**Exercise description:** Count every line in the entries below that contains the word "Reação", and give only that number.
Source material Start Marker
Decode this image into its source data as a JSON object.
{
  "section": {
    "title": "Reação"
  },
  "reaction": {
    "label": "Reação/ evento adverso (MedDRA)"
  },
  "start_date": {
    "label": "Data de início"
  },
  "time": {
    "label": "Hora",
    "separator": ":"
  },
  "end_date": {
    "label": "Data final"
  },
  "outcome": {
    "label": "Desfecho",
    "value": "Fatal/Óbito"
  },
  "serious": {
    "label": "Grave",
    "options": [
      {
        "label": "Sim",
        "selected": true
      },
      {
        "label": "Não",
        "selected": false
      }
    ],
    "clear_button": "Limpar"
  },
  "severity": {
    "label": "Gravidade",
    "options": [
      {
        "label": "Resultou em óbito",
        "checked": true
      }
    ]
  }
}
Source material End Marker
**Expected output:** 2